Historically, the small and mid-market private equity sector has provided superior performance across almost all phases of the economic cycle. This industry segment is characterized by its activeness, as described by Landon Thomas Jr. In recent years, retail, media, and technology companies have been some of the most high-profile examples.
In addition to buying and selling companies, private equity firms attempt to repackage them into more profitable platforms. A key objective of private equity investors is to minimize the amount of cash they spend on a deal, thereby minimizing potential losses and maximizing profit.
The industry has also been subject to scrutiny from lawmakers over the years. The law would change the incentives for businesses and reduce the fees given to investors, reshaping how private equity is financed. It would also close the carried interest loophole, which helps keep private equity taxes low.
Firms are split into verticals by industry
Among the most significant developments in the private equity industry is the growth in the specialization. In particular, we’ve seen the emergence of the “growth equity” sector, which has been growing at a double-digit rate over the past decade. It has become an industry leader in generating deals at an unprecedented pace.
These corporations often invest in companies that are suffering, have space for development, or are in the process of transforming. They usually have a 2-20 fee structure. Typically, they get a 20 percent performance fee on their deals. The funds raise their money from accredited investors, who meet the criteria to make riskier bets.
As a result, the average private equity fund size is increasing. The global private equity industry’s asset value has risen to $6 trillion. This trend reflects a shift in investor focus.
Taxes on private equity
Several recent proposals in Congress would impose targeted changes to tax the private equity industry. In particular, they would raise taxes on carried interest capital gains, a type of return currently treated as long-term capital gains in most jurisdictions. The proposed bills would also increase the tax rate on profits from publicly-traded private equity firms, raising the maximum tax rate on these profits to 35 percent.
Critics of the current private equity tax regime argue that these profits are not tax breaks for the rich. They claim they are loopholes that allow managers to pay far fewer taxes than other people.
This argument, however, ignores the nature of the capitalist process, which entails risk and trial and error. Consequently, higher taxes on private equity profits will result in lower liquidity and capital efficiency. It will result in decreased competitive whipping and lower job creation.
The goal is not to bankrupt companies

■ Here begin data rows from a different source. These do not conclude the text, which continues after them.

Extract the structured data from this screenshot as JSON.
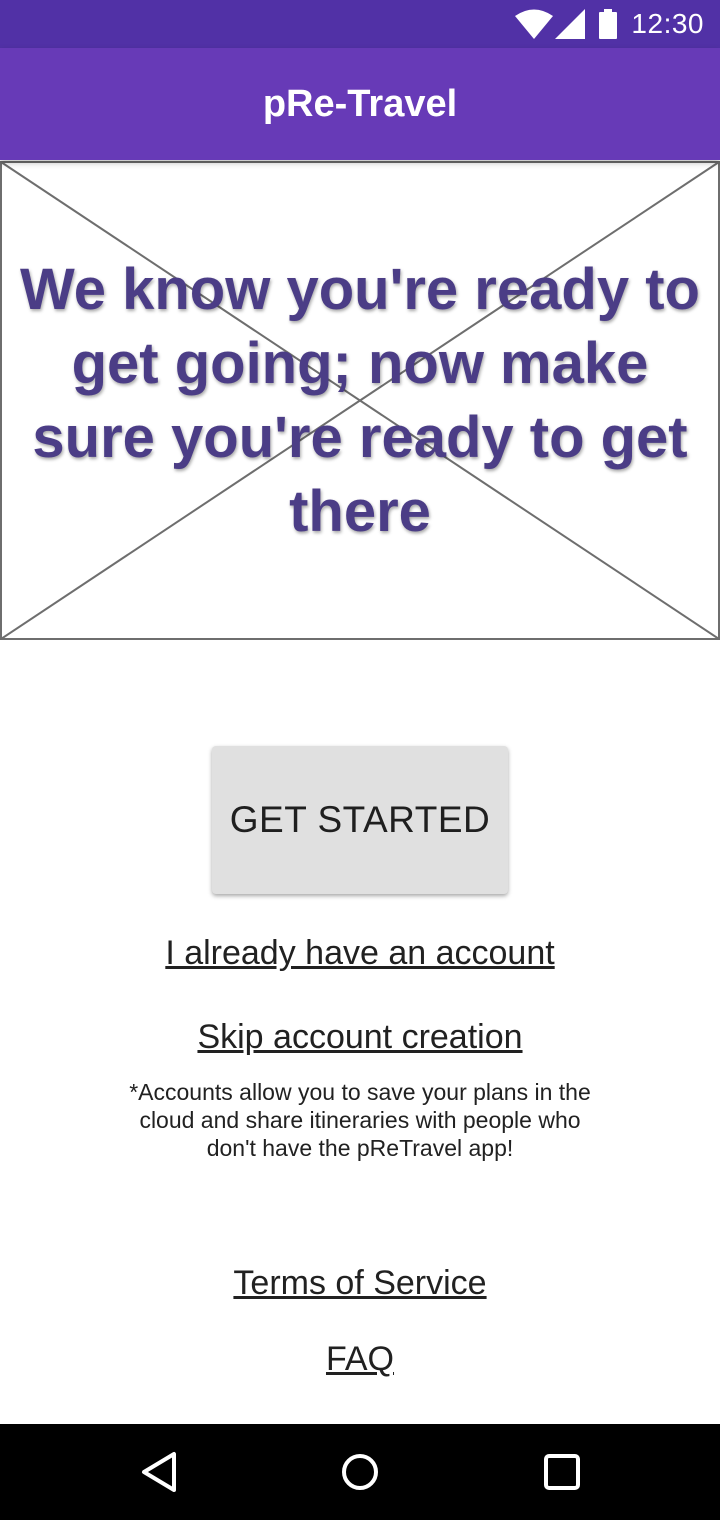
{
  "status_bar": {
    "time": "12:30",
    "icons": [
      "wifi-icon",
      "signal-icon",
      "battery-icon"
    ],
    "color": "#5131a6"
  },
  "app_bar": {
    "title": "pRe-Travel",
    "color": "#673ab7"
  },
  "hero": {
    "text": "We know you're ready to get going; now make sure you're ready to get there",
    "text_color": "#4b3d86"
  },
  "actions": {
    "get_started": "GET STARTED",
    "login": "I already have an account",
    "skip": "Skip account creation",
    "note": "*Accounts allow you to save your plans in the cloud and share itineraries with people who don't have the pReTravel app!",
    "terms": "Terms of Service",
    "faq": "FAQ"
  },
  "nav_bar": {
    "icons": [
      "back-icon",
      "home-icon",
      "recents-icon"
    ]
  }
}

Even though a private equity company isn’t necessarily bankrupting a company, they often need help to make the investments necessary to keep the company running. Top private equity firms had the same loan default rate as other companies.
Private equity firms are in business to make money, not bankrupt companies. But some argue that they have a PR problem. A private equity associate acknowledged the negative optics of the industry.

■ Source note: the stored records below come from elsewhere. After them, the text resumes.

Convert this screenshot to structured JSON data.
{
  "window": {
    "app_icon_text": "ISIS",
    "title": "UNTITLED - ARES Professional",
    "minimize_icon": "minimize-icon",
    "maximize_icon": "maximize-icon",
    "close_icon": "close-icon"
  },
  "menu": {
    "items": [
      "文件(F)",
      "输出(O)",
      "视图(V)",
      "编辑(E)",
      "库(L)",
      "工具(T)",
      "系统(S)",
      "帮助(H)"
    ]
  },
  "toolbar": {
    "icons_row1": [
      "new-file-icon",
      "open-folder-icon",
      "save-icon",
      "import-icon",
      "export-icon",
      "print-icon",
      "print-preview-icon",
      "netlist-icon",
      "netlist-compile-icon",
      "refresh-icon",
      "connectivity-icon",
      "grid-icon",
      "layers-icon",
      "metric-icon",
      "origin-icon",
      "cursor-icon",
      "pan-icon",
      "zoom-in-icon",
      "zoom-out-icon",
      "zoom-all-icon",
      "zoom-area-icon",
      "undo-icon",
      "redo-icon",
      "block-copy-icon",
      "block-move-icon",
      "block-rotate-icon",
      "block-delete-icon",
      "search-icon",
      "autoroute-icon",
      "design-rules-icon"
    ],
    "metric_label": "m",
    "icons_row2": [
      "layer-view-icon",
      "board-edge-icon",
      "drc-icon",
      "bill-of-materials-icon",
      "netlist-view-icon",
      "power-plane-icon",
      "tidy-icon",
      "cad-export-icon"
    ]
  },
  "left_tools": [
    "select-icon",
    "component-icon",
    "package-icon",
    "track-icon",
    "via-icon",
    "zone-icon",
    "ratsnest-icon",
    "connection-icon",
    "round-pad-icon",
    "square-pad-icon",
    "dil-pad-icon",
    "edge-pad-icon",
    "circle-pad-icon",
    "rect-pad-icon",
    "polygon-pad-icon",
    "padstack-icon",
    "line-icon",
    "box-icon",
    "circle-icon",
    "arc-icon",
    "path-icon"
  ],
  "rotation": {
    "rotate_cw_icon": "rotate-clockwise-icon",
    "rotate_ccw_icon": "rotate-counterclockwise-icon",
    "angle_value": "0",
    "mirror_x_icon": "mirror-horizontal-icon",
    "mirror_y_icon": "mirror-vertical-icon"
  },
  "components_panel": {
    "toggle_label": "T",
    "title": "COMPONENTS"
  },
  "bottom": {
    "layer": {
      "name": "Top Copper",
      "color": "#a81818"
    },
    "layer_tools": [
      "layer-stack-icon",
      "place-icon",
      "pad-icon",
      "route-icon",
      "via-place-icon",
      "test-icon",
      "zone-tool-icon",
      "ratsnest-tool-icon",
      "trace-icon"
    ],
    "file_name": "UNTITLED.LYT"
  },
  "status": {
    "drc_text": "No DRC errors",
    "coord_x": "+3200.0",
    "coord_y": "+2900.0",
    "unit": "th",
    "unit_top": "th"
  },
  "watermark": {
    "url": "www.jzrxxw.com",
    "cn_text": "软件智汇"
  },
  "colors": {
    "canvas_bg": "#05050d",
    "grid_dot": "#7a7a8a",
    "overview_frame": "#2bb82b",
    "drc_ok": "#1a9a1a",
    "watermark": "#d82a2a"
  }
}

During the 1980s, private equity emerged as a financial model in commerce. It was created to help corporations make changes and turn around. It was done by using innovation and business models.